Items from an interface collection

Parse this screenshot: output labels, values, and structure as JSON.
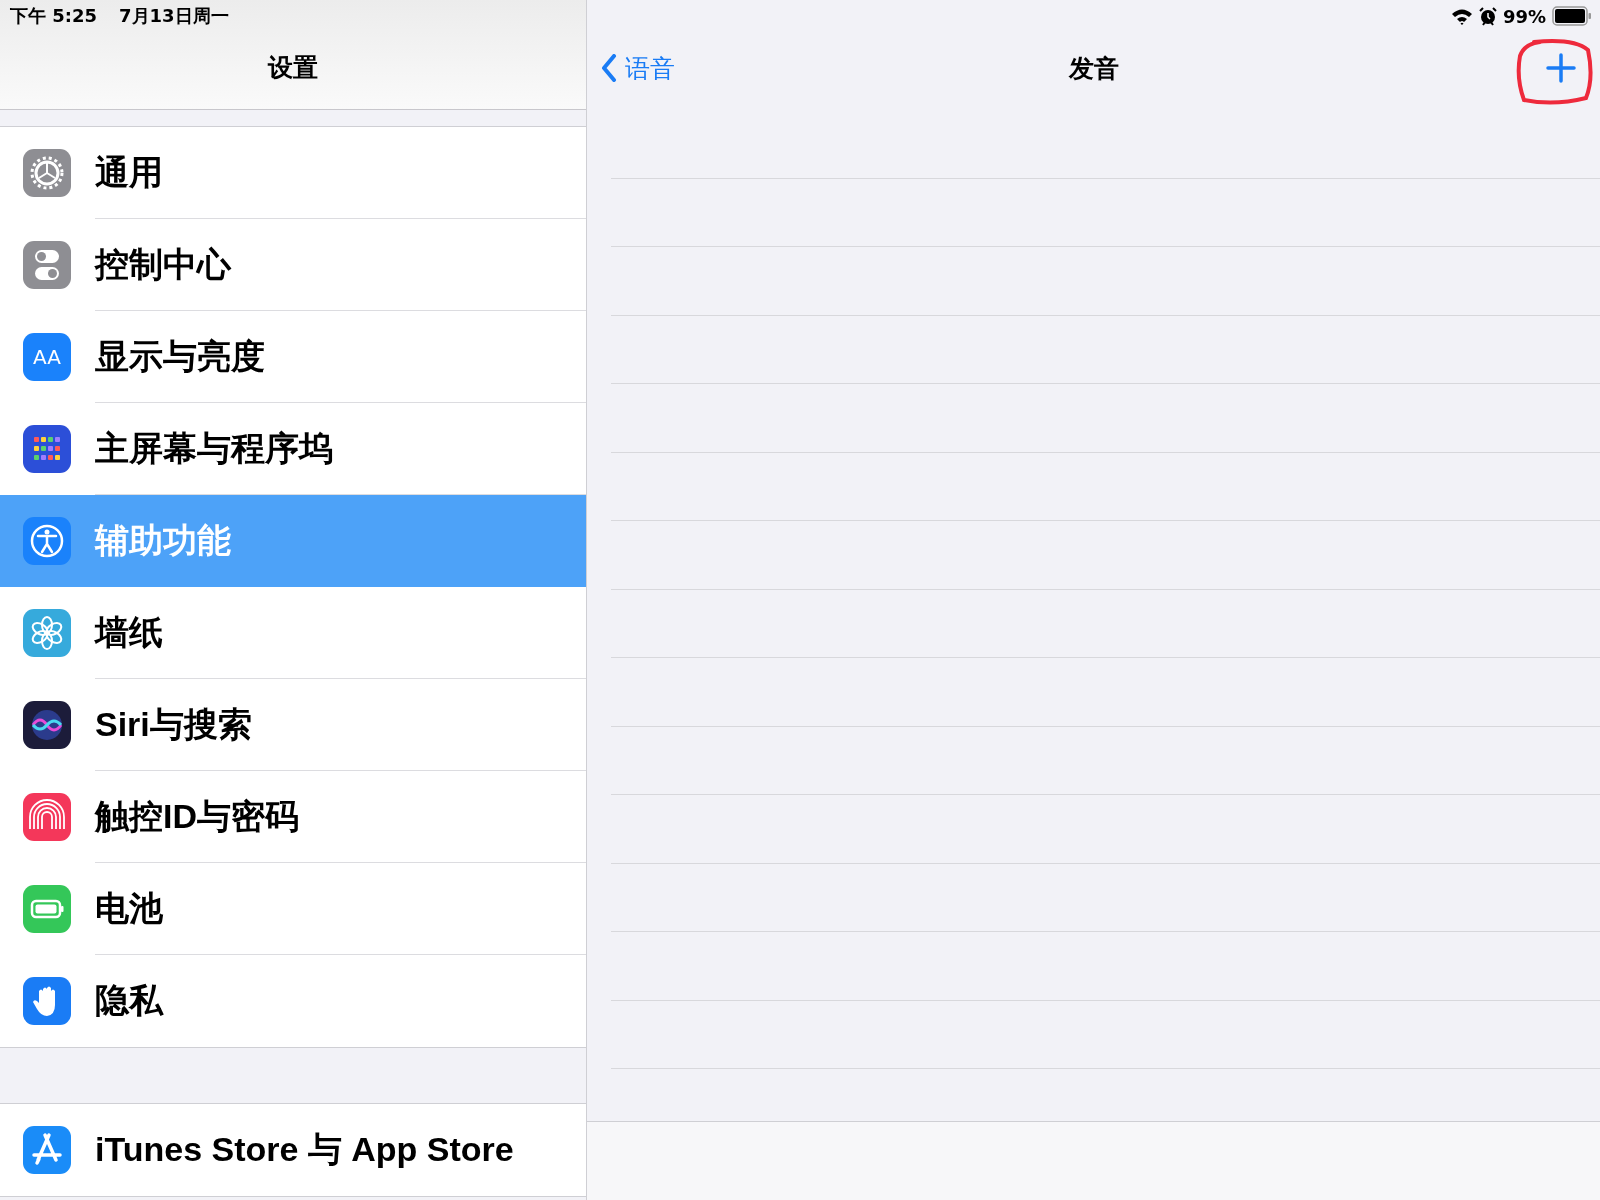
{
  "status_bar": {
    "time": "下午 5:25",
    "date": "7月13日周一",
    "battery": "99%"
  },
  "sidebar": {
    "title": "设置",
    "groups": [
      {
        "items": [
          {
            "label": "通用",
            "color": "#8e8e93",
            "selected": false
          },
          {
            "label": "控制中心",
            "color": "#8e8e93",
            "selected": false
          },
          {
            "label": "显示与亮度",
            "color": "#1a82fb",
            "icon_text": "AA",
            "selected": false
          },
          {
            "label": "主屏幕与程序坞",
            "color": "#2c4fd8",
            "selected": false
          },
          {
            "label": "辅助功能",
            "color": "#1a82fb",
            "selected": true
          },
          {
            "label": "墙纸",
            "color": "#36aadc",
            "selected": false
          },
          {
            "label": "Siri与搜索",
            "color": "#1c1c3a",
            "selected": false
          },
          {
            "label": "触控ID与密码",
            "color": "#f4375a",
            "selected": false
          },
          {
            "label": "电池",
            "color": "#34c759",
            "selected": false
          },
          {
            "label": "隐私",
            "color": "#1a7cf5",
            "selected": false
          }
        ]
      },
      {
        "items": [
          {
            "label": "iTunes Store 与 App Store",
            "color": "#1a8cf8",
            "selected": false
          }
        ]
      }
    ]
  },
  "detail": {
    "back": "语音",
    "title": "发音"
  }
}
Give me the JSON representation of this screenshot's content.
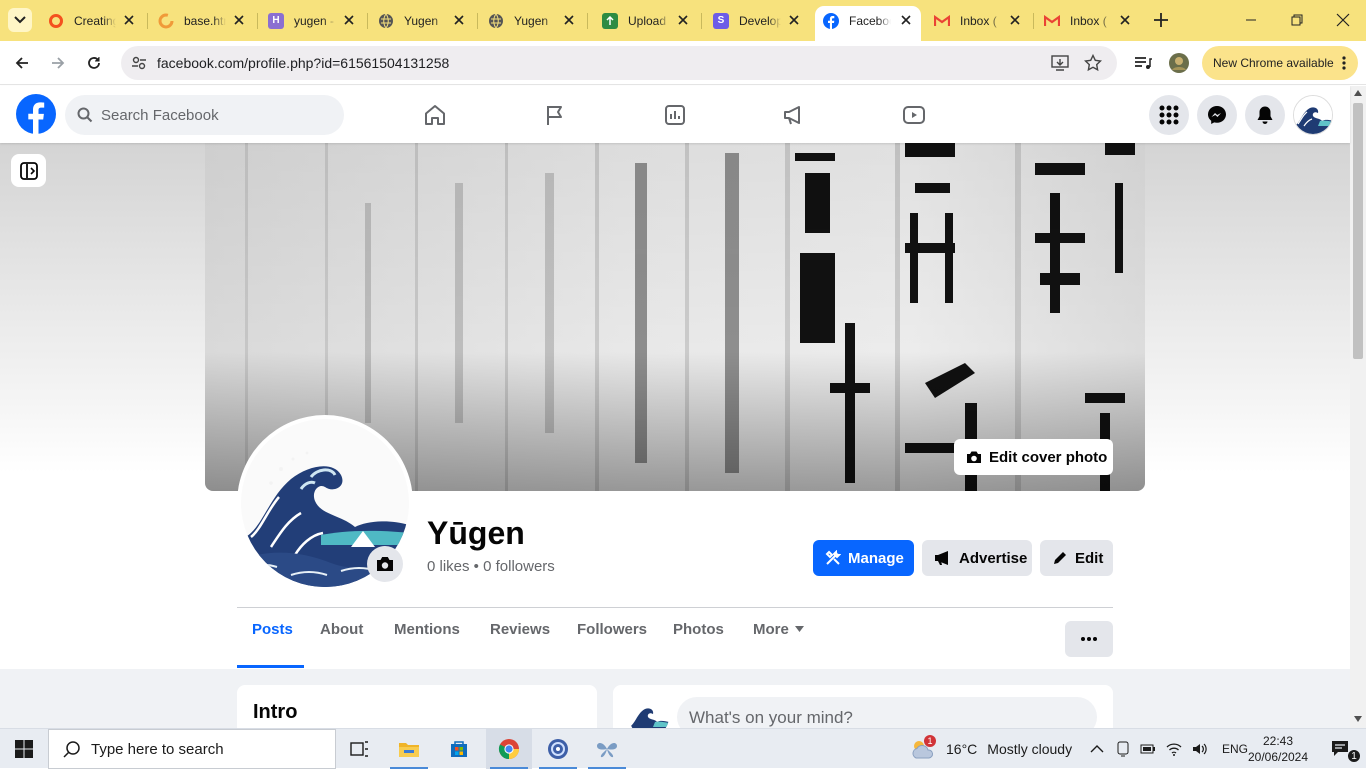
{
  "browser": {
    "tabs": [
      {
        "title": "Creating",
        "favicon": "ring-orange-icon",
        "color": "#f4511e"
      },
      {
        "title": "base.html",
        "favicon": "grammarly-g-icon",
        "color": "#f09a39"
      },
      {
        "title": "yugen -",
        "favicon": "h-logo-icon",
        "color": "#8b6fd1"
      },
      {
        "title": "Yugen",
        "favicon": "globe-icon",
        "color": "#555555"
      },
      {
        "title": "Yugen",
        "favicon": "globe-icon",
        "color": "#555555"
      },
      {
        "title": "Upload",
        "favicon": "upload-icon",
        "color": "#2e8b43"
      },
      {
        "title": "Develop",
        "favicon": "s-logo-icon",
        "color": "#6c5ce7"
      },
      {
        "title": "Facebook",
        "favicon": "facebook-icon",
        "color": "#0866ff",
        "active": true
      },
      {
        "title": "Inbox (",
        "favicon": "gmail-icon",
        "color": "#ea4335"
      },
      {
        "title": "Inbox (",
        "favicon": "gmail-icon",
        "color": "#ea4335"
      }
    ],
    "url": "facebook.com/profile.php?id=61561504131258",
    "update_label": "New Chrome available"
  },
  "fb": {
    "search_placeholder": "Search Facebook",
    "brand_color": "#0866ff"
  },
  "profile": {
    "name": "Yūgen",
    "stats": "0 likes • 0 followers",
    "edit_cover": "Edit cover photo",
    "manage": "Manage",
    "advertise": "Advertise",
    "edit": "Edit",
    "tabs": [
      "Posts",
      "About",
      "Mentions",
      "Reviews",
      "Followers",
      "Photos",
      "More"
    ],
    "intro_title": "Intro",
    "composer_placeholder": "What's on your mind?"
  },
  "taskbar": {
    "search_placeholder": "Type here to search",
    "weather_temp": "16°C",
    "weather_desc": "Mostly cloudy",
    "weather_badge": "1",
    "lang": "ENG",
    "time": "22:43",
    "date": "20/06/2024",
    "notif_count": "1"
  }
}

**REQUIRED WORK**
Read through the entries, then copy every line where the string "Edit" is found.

**WRITTEN SOLUTION**
    "edit_cover": "Edit cover photo",
    "edit": "Edit",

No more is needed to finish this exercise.